** TASK ITEM **
Copy each line in the data below that contains the word "screenshot".

[EXCERPTED RECORDS — start]

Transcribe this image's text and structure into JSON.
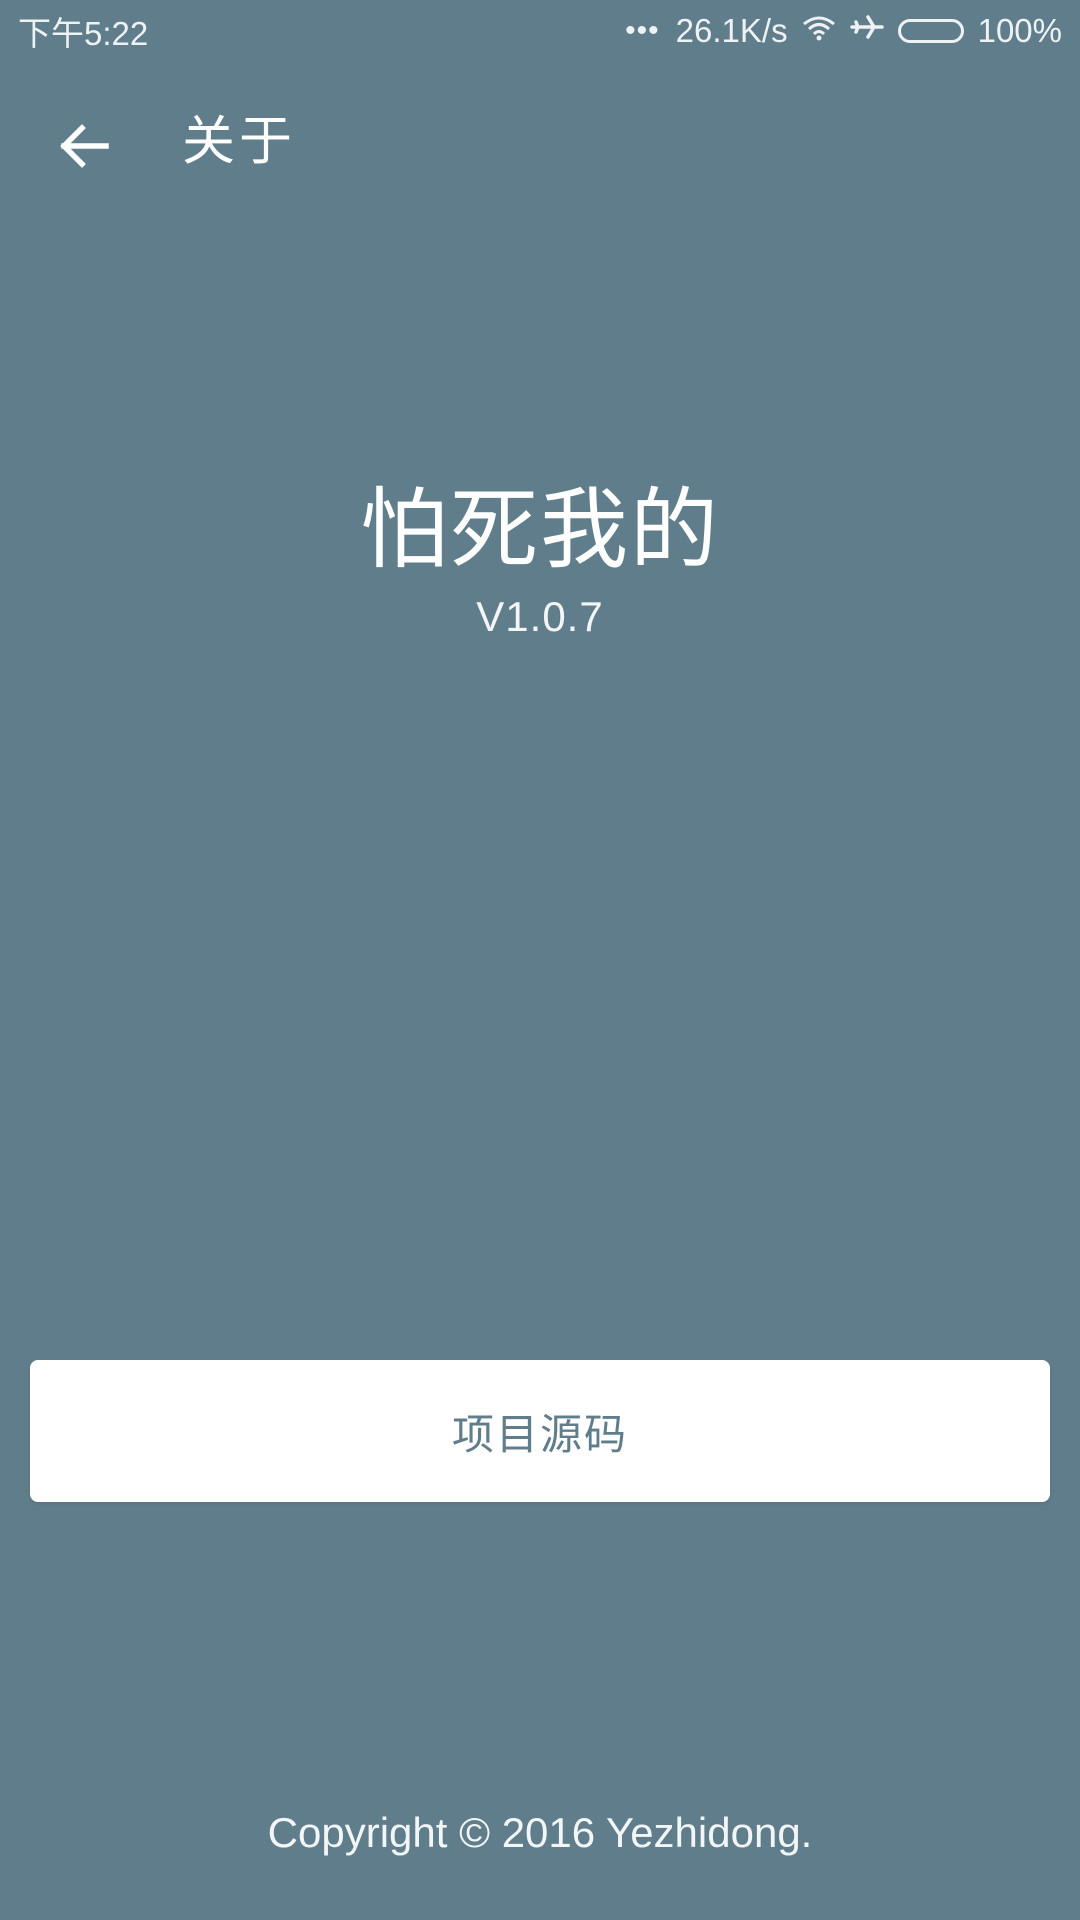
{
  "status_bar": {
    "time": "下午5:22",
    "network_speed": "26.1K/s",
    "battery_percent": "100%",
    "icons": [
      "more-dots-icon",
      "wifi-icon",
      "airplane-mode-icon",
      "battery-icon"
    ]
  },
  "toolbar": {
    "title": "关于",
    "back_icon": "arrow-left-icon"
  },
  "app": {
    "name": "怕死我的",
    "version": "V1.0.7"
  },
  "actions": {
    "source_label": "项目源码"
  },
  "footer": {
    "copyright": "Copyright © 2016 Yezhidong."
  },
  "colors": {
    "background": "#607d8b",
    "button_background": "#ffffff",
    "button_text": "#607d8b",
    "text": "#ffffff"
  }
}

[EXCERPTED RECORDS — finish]
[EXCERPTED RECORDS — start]

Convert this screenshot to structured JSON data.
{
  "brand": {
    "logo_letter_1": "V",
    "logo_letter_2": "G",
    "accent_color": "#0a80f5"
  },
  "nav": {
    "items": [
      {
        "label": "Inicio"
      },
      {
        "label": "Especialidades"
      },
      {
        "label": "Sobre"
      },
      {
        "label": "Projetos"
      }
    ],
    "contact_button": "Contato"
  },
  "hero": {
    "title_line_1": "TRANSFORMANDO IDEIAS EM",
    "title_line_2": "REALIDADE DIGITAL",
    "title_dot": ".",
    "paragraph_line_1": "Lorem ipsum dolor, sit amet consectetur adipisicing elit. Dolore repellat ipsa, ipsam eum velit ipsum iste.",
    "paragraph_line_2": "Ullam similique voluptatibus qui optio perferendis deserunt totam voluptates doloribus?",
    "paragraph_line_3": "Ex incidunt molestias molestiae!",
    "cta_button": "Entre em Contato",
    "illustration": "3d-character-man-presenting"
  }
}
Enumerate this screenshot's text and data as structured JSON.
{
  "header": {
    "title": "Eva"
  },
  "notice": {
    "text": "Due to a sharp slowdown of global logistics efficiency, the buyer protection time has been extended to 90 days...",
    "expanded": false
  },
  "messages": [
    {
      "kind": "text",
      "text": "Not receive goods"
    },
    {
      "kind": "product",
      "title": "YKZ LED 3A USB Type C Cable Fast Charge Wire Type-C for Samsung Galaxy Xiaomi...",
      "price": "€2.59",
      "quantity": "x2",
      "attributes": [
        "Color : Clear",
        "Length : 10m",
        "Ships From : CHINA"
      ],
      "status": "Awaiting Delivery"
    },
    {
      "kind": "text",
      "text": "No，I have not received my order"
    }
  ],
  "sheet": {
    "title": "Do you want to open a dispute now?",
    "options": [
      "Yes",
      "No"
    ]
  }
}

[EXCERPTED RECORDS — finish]

** YOUR SOLUTION **
Convert this screenshot to structured JSON data.
Enumerate this screenshot's text and data as structured JSON.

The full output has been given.